Bundle Up! Recognizing the Signs of Frostbite

Wednesday, December 14, 2016 10:09 AM

Blustery winds, snow banks and icy paths don’t always make for pleasant trips outdoors to run errands, participate in winter sports or shovel. And, although there isn’t anything we can do to change the outdoor temperatures, we can be sure to dress appropriately when outside to avoid getting too cold or suffering from frostbite.

Ernest Wang, MD, Emergency Department physician at NorthShore, tells us how to stay warm in the frigid outdoors and how to recognize the signs of frostbite if you've been outside too long:

  • Cover your head and ears by wearing a hat. You lose a lot of your body’s heat from your head, so wearing a hat will help keep you warm and comfortable.
  • Dress in layers. Wearing layers will allow you to change and remove clothes if necessary. On particularly cold days you may want to consider wearing long underwear. Don’t forget to put on gloves or mittens.
  • Know the signs of frostbite:
    • Pain – stinging, burning, throbbing or aching
    • Numbness
    • Discoloration of the skin—often appears gray, white or yellow
    • Blistering of the skin
  • Limit the amount of time you’ll be outside on very cold days. If you are starting to get very cold, go indoors and warm up. If your face, hands or feet start feeling numb it may be a sign that you’ve been outside too long.
  • If you think you have frostbite, the first thing to do is go inside to warm environment. Allow the affected areas (usually fingers, toes, face, nose, ears) to warm up. If they don't warm up right away – in about 30-60 minutes – call your doctor or go to the emergency department if it is severe. 
  • Frostbite can set in at varying times, depending on the temperature- the colder it is, the faster it can set in. If the weather service puts out an advisory alert, then you should take extra caution and keep yourself covered.

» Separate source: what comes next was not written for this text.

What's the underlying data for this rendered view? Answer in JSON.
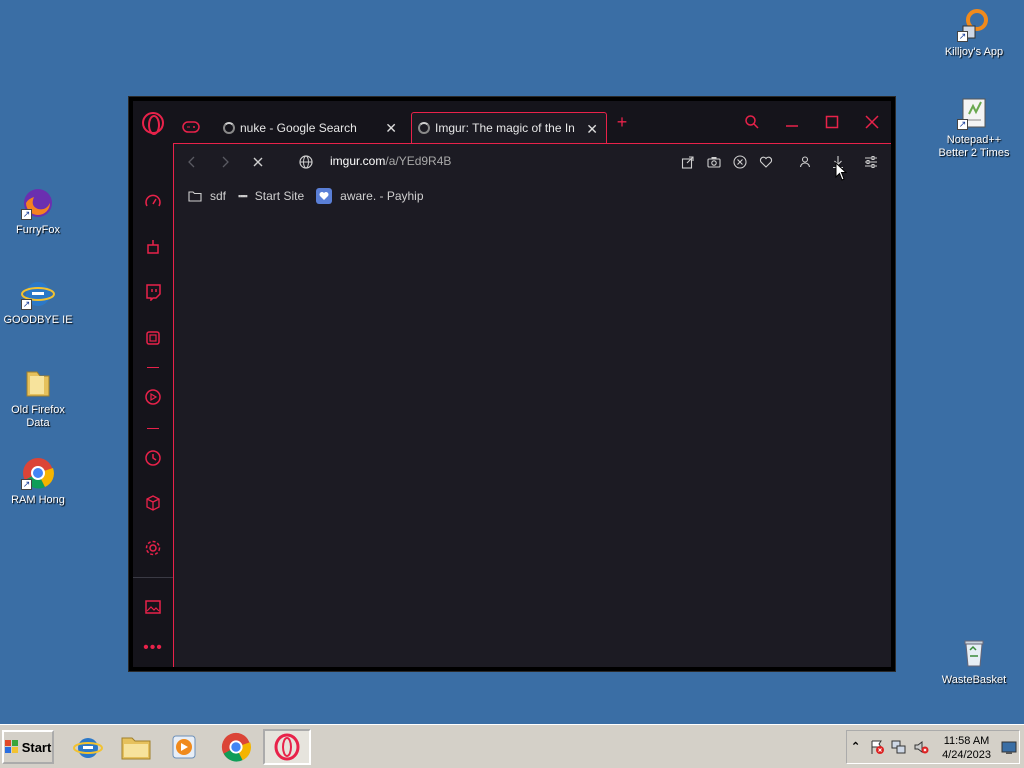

Dr. Wang’s take home message is to stay bundle up and do not re-expose the affected areas the cold!

How do you stay warm when temperatures take a dive?